What to do:
Find how many lines of the records below contain the word "derivation" and write that number by itself.

Exercise material:
======

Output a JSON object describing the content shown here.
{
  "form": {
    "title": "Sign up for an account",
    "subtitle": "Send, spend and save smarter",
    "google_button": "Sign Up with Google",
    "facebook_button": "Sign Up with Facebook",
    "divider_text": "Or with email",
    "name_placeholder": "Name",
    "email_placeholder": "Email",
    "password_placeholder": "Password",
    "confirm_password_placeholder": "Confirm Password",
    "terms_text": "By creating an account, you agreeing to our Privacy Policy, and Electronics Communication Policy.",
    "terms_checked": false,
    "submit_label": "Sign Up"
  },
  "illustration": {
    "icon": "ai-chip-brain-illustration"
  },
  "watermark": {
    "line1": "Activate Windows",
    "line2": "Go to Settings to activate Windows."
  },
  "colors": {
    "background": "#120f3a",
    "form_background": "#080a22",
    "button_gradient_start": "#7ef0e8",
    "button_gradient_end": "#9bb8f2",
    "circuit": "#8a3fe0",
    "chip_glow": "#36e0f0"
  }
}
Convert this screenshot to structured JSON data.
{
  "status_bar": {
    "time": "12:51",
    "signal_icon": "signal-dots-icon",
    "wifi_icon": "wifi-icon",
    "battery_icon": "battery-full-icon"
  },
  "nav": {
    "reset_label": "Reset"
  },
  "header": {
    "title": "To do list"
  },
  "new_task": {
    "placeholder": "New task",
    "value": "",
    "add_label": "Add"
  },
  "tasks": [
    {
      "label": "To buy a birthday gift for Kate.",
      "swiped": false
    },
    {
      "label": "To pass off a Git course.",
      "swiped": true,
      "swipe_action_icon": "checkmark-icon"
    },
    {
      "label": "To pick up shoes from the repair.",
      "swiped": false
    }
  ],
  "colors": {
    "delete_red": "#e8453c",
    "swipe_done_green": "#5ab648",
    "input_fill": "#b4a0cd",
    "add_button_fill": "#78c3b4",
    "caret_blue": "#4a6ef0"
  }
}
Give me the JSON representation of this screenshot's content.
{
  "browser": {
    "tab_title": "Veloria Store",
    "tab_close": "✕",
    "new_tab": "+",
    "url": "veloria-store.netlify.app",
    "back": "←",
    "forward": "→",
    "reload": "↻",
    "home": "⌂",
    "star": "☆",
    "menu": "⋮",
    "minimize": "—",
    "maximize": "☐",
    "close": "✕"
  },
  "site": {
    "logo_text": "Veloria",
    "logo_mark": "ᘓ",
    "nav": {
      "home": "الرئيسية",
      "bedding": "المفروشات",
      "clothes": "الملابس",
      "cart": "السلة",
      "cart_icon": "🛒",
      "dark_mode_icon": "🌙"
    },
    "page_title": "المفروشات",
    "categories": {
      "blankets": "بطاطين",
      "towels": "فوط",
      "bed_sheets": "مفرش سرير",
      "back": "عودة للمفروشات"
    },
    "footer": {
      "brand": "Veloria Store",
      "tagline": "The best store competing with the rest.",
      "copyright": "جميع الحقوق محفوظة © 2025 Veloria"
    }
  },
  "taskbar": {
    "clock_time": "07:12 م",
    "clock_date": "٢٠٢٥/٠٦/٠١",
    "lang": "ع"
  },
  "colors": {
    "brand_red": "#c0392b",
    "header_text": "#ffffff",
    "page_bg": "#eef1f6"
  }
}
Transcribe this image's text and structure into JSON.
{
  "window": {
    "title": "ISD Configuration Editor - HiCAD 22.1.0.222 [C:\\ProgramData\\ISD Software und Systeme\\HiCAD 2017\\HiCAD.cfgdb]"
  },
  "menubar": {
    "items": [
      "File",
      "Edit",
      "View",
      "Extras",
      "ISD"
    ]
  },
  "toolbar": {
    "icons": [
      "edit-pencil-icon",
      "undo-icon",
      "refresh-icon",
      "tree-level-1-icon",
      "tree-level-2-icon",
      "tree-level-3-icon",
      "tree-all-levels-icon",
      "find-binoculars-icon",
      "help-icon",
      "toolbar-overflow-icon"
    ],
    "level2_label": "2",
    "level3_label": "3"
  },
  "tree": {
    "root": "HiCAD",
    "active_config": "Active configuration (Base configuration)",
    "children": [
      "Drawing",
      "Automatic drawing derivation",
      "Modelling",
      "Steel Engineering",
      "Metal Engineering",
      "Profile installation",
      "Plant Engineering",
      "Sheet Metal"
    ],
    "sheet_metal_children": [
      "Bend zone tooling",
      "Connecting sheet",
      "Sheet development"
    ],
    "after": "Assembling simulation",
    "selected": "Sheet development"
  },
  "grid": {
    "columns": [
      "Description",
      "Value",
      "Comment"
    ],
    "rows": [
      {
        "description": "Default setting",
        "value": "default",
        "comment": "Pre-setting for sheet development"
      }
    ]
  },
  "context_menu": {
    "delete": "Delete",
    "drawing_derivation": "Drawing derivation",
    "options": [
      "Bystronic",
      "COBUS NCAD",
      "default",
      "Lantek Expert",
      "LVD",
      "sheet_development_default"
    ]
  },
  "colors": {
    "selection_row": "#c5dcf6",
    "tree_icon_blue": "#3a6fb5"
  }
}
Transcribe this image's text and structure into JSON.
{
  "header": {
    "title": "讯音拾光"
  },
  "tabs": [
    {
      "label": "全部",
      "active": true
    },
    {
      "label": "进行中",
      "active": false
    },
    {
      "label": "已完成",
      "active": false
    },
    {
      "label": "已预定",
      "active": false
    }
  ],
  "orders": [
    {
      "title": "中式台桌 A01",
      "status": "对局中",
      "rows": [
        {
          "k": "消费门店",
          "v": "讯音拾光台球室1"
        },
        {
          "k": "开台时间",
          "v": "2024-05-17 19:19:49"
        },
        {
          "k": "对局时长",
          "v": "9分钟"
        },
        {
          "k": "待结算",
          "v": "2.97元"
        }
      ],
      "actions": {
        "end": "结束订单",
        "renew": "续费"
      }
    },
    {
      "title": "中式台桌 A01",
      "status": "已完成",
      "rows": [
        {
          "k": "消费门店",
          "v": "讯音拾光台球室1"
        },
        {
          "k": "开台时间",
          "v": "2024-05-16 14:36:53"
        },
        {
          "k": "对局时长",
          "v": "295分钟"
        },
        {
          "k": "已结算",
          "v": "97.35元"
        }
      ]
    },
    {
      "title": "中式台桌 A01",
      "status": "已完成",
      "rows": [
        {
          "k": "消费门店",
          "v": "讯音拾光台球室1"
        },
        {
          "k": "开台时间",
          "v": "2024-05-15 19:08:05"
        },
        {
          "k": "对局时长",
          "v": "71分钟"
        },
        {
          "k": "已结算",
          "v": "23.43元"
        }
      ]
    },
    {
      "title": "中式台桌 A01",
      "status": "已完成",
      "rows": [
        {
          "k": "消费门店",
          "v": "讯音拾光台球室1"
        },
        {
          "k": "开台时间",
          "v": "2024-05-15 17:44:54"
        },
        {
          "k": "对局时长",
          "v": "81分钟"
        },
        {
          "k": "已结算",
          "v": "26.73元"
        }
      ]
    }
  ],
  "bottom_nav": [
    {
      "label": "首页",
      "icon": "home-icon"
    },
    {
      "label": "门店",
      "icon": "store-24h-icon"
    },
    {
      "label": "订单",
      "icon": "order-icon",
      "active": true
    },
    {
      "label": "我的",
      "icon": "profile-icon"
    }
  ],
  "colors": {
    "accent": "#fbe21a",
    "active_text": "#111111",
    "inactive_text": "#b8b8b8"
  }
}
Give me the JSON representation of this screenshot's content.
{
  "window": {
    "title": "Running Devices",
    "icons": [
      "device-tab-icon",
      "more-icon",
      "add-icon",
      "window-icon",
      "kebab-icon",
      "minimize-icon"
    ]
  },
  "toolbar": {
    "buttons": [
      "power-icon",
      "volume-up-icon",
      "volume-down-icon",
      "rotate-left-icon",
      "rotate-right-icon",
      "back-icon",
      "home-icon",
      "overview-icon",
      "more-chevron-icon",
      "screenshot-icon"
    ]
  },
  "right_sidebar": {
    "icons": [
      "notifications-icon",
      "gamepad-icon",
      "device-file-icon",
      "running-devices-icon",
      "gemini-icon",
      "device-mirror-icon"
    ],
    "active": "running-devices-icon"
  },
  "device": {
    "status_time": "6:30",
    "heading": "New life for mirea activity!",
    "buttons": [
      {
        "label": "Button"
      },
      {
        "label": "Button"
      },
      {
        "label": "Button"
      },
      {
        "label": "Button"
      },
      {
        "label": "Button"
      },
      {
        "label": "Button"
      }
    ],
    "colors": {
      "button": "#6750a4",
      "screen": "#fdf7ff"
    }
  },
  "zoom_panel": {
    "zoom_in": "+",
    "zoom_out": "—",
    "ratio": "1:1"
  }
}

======

Answer to this exercise:
2